Data records for software interfaces:
++++++++++

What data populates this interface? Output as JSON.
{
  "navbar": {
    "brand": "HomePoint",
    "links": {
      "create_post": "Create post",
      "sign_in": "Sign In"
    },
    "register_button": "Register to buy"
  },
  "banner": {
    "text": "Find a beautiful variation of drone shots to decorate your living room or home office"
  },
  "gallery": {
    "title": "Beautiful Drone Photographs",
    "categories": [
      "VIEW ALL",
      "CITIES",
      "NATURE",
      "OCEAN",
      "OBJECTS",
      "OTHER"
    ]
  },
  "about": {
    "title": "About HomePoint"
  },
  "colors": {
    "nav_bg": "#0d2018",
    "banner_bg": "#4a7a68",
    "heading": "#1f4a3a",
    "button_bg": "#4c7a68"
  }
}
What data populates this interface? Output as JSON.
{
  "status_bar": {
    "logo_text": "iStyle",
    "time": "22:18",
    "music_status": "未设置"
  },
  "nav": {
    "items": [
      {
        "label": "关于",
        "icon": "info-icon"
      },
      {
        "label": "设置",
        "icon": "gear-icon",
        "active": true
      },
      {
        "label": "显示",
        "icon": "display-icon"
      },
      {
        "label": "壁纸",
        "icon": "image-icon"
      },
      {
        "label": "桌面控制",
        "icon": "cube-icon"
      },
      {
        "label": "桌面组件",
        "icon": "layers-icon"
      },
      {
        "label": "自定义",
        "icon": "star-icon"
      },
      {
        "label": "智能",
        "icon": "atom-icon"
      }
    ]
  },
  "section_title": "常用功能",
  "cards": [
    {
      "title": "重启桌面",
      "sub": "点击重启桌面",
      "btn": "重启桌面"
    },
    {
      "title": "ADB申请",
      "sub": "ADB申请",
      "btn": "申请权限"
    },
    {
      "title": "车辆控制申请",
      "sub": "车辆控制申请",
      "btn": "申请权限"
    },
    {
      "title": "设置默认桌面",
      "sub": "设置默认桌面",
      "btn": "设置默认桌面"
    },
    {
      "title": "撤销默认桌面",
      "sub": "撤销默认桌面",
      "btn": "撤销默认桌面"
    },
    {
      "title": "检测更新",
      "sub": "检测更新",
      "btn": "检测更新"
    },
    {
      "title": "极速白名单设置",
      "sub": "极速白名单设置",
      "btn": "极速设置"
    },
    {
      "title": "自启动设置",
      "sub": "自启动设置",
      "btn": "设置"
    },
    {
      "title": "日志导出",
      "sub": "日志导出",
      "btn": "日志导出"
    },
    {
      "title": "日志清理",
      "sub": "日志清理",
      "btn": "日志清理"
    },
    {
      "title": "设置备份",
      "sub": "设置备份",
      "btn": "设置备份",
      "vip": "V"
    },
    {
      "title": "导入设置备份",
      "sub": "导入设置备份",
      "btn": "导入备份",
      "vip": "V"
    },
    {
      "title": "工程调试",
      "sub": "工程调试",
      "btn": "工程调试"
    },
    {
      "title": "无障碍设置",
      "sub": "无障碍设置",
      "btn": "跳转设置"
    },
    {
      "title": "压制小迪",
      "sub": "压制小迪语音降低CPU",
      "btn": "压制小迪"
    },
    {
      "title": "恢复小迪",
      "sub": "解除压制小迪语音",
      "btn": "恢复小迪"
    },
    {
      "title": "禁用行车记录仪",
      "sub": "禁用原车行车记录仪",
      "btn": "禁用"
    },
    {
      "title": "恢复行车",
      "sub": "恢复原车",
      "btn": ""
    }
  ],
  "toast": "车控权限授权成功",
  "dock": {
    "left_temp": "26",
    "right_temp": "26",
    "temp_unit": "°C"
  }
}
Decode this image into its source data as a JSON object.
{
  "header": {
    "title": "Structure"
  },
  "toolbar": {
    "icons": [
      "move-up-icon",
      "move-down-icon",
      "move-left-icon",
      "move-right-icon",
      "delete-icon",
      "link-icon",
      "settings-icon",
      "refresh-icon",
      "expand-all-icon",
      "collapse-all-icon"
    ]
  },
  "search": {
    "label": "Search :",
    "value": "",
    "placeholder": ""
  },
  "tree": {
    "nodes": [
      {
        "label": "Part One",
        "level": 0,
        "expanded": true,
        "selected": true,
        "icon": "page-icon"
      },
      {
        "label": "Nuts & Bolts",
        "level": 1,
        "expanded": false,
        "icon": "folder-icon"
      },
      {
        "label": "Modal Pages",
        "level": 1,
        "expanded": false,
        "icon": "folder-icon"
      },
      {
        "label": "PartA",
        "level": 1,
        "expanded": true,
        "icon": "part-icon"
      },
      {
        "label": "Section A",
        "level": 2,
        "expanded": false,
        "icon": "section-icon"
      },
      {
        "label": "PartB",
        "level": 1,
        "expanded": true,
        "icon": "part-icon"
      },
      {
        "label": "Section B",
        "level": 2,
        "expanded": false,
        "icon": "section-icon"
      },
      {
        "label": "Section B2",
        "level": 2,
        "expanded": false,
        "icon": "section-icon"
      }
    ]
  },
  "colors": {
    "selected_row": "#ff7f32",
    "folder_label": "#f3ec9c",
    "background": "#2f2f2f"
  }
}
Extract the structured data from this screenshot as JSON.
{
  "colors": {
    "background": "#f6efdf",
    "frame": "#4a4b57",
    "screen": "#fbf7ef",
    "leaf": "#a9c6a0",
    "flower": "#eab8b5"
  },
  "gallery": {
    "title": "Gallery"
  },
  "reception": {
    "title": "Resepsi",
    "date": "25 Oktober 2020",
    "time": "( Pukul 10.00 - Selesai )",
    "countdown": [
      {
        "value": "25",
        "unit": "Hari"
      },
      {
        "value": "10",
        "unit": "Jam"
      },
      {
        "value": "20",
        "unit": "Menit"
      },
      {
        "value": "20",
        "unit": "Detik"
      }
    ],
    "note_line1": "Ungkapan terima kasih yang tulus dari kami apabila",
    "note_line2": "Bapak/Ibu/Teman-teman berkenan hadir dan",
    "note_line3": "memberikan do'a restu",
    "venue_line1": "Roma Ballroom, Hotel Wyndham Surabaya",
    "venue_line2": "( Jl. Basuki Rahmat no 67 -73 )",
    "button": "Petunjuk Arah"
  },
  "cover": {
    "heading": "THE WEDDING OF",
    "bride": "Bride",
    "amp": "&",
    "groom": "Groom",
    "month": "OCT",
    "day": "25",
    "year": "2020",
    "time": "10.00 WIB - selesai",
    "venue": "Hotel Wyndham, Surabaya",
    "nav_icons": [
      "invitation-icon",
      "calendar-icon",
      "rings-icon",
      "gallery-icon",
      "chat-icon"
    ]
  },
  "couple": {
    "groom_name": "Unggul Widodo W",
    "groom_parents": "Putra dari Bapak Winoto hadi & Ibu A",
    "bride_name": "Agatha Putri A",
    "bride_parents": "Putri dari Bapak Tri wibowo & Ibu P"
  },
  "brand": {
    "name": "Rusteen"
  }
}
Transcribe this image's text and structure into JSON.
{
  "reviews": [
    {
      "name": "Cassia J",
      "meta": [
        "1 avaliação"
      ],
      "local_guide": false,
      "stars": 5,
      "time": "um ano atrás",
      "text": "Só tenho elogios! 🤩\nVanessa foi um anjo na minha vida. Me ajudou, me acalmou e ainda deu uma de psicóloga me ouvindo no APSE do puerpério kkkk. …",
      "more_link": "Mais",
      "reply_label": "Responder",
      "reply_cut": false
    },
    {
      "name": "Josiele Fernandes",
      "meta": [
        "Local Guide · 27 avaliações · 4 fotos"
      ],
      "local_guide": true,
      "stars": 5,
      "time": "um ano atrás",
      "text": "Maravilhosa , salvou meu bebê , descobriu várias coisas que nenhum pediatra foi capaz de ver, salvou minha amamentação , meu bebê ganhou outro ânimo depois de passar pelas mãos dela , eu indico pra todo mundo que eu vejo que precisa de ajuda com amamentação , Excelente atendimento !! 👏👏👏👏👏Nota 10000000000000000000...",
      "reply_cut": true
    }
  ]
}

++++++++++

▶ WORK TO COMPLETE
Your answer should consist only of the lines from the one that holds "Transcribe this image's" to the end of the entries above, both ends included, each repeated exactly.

▶ RESULT
Transcribe this image's text and structure into JSON.
{
  "reviews": [
    {
      "name": "Cassia J",
      "meta": [
        "1 avaliação"
      ],
      "local_guide": false,
      "stars": 5,
      "time": "um ano atrás",
      "text": "Só tenho elogios! 🤩\nVanessa foi um anjo na minha vida. Me ajudou, me acalmou e ainda deu uma de psicóloga me ouvindo no APSE do puerpério kkkk. …",
      "more_link": "Mais",
      "reply_label": "Responder",
      "reply_cut": false
    },
    {
      "name": "Josiele Fernandes",
      "meta": [
        "Local Guide · 27 avaliações · 4 fotos"
      ],
      "local_guide": true,
      "stars": 5,
      "time": "um ano atrás",
      "text": "Maravilhosa , salvou meu bebê , descobriu várias coisas que nenhum pediatra foi capaz de ver, salvou minha amamentação , meu bebê ganhou outro ânimo depois de passar pelas mãos dela , eu indico pra todo mundo que eu vejo que precisa de ajuda com amamentação , Excelente atendimento !! 👏👏👏👏👏Nota 10000000000000000000...",
      "reply_cut": true
    }
  ]
}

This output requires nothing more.